§ Work order
Take the listing below and output it exactly, with no images.

§ Task material
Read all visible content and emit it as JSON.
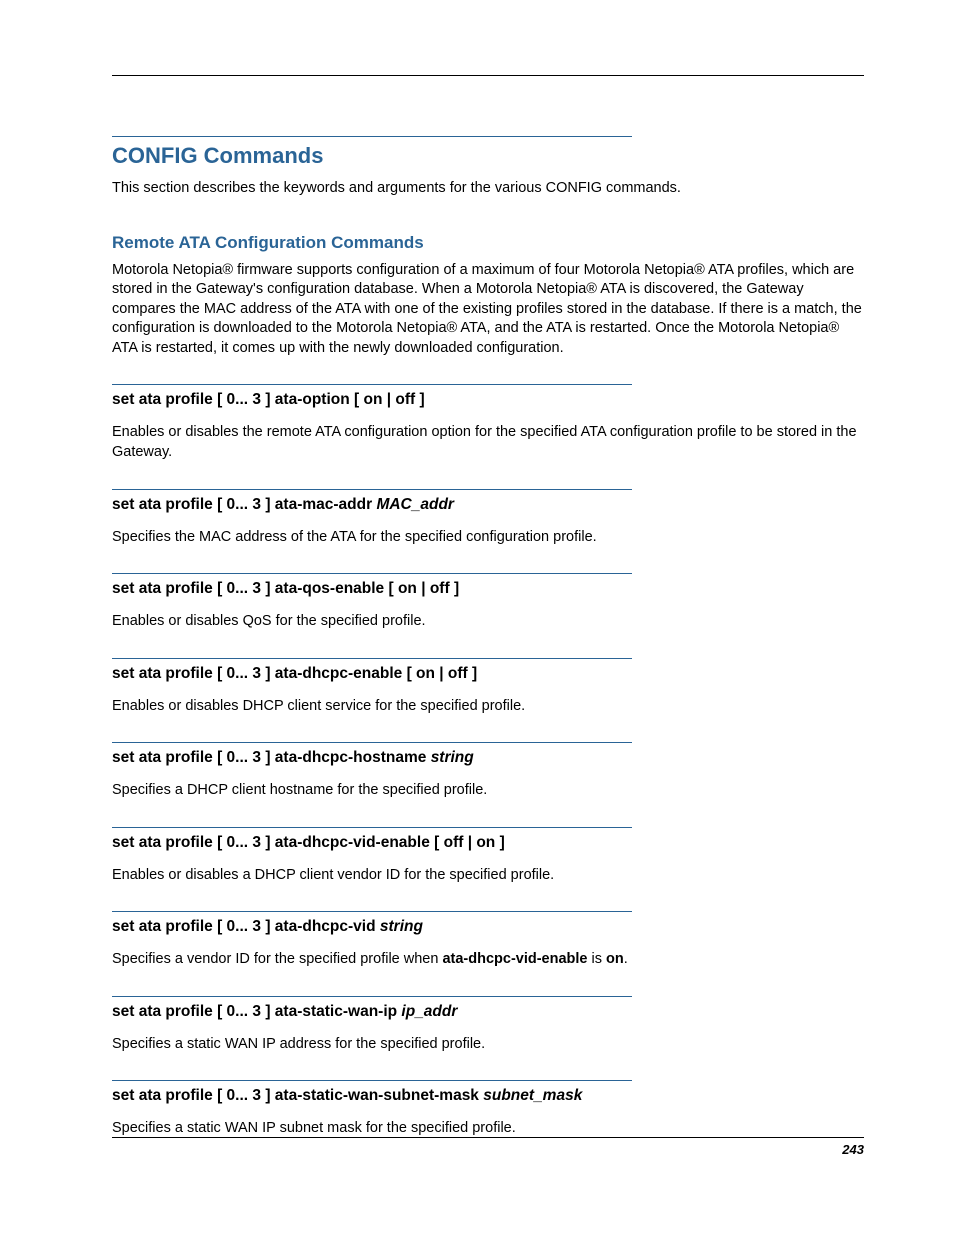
{
  "title": "CONFIG Commands",
  "intro": "This section describes the keywords and arguments for the various CONFIG commands.",
  "subsection_title": "Remote ATA Configuration Commands",
  "subsection_body": "Motorola Netopia® firmware supports configuration of a maximum of four Motorola Netopia® ATA profiles, which are stored in the Gateway's configuration database. When a Motorola Netopia® ATA is discovered, the Gateway compares the MAC address of the ATA with one of the existing profiles stored in the database. If there is a match, the configuration is downloaded to the Motorola Netopia® ATA, and the ATA is restarted. Once the Motorola Netopia® ATA is restarted, it comes up with the newly downloaded configuration.",
  "commands": [
    {
      "head": "set ata profile [  0... 3 ] ata-option [ on | off ]",
      "arg": "",
      "desc_pre": "Enables or disables the remote ATA configuration option for the specified ATA configuration profile to be stored in the Gateway.",
      "kw1": "",
      "mid": "",
      "kw2": "",
      "post": ""
    },
    {
      "head": "set ata profile [  0... 3 ] ata-mac-addr ",
      "arg": "MAC_addr",
      "desc_pre": "Specifies the MAC address of the ATA for the specified configuration profile.",
      "kw1": "",
      "mid": "",
      "kw2": "",
      "post": ""
    },
    {
      "head": "set ata profile [  0... 3 ] ata-qos-enable [ on | off ]",
      "arg": "",
      "desc_pre": "Enables or disables QoS for the specified profile.",
      "kw1": "",
      "mid": "",
      "kw2": "",
      "post": ""
    },
    {
      "head": "set ata profile [  0... 3 ] ata-dhcpc-enable [ on | off ]",
      "arg": "",
      "desc_pre": "Enables or disables DHCP client service for the specified profile.",
      "kw1": "",
      "mid": "",
      "kw2": "",
      "post": ""
    },
    {
      "head": "set ata profile [  0... 3 ] ata-dhcpc-hostname ",
      "arg": "string",
      "desc_pre": "Specifies a DHCP client hostname for the specified profile.",
      "kw1": "",
      "mid": "",
      "kw2": "",
      "post": ""
    },
    {
      "head": "set ata profile [  0... 3 ] ata-dhcpc-vid-enable [ off | on ]",
      "arg": "",
      "desc_pre": "Enables or disables a DHCP client vendor ID for the specified profile.",
      "kw1": "",
      "mid": "",
      "kw2": "",
      "post": ""
    },
    {
      "head": "set ata profile [  0... 3 ] ata-dhcpc-vid ",
      "arg": "string",
      "desc_pre": "Specifies a vendor ID for the specified profile when ",
      "kw1": "ata-dhcpc-vid-enable",
      "mid": " is ",
      "kw2": "on",
      "post": "."
    },
    {
      "head": "set ata profile [  0... 3 ] ata-static-wan-ip ",
      "arg": "ip_addr",
      "desc_pre": "Specifies a static WAN IP address for the specified profile.",
      "kw1": "",
      "mid": "",
      "kw2": "",
      "post": ""
    },
    {
      "head": "set ata profile [  0... 3 ] ata-static-wan-subnet-mask ",
      "arg": "subnet_mask",
      "desc_pre": "Specifies a static WAN IP subnet mask for the specified profile.",
      "kw1": "",
      "mid": "",
      "kw2": "",
      "post": ""
    }
  ],
  "page_number": "243"
}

§ Exercise result
Read all visible content and emit it as JSON.
{
  "title": "CONFIG Commands",
  "intro": "This section describes the keywords and arguments for the various CONFIG commands.",
  "subsection_title": "Remote ATA Configuration Commands",
  "subsection_body": "Motorola Netopia® firmware supports configuration of a maximum of four Motorola Netopia® ATA profiles, which are stored in the Gateway's configuration database. When a Motorola Netopia® ATA is discovered, the Gateway compares the MAC address of the ATA with one of the existing profiles stored in the database. If there is a match, the configuration is downloaded to the Motorola Netopia® ATA, and the ATA is restarted. Once the Motorola Netopia® ATA is restarted, it comes up with the newly downloaded configuration.",
  "commands": [
    {
      "head": "set ata profile [  0... 3 ] ata-option [ on | off ]",
      "arg": "",
      "desc_pre": "Enables or disables the remote ATA configuration option for the specified ATA configuration profile to be stored in the Gateway.",
      "kw1": "",
      "mid": "",
      "kw2": "",
      "post": ""
    },
    {
      "head": "set ata profile [  0... 3 ] ata-mac-addr ",
      "arg": "MAC_addr",
      "desc_pre": "Specifies the MAC address of the ATA for the specified configuration profile.",
      "kw1": "",
      "mid": "",
      "kw2": "",
      "post": ""
    },
    {
      "head": "set ata profile [  0... 3 ] ata-qos-enable [ on | off ]",
      "arg": "",
      "desc_pre": "Enables or disables QoS for the specified profile.",
      "kw1": "",
      "mid": "",
      "kw2": "",
      "post": ""
    },
    {
      "head": "set ata profile [  0... 3 ] ata-dhcpc-enable [ on | off ]",
      "arg": "",
      "desc_pre": "Enables or disables DHCP client service for the specified profile.",
      "kw1": "",
      "mid": "",
      "kw2": "",
      "post": ""
    },
    {
      "head": "set ata profile [  0... 3 ] ata-dhcpc-hostname ",
      "arg": "string",
      "desc_pre": "Specifies a DHCP client hostname for the specified profile.",
      "kw1": "",
      "mid": "",
      "kw2": "",
      "post": ""
    },
    {
      "head": "set ata profile [  0... 3 ] ata-dhcpc-vid-enable [ off | on ]",
      "arg": "",
      "desc_pre": "Enables or disables a DHCP client vendor ID for the specified profile.",
      "kw1": "",
      "mid": "",
      "kw2": "",
      "post": ""
    },
    {
      "head": "set ata profile [  0... 3 ] ata-dhcpc-vid ",
      "arg": "string",
      "desc_pre": "Specifies a vendor ID for the specified profile when ",
      "kw1": "ata-dhcpc-vid-enable",
      "mid": " is ",
      "kw2": "on",
      "post": "."
    },
    {
      "head": "set ata profile [  0... 3 ] ata-static-wan-ip ",
      "arg": "ip_addr",
      "desc_pre": "Specifies a static WAN IP address for the specified profile.",
      "kw1": "",
      "mid": "",
      "kw2": "",
      "post": ""
    },
    {
      "head": "set ata profile [  0... 3 ] ata-static-wan-subnet-mask ",
      "arg": "subnet_mask",
      "desc_pre": "Specifies a static WAN IP subnet mask for the specified profile.",
      "kw1": "",
      "mid": "",
      "kw2": "",
      "post": ""
    }
  ],
  "page_number": "243"
}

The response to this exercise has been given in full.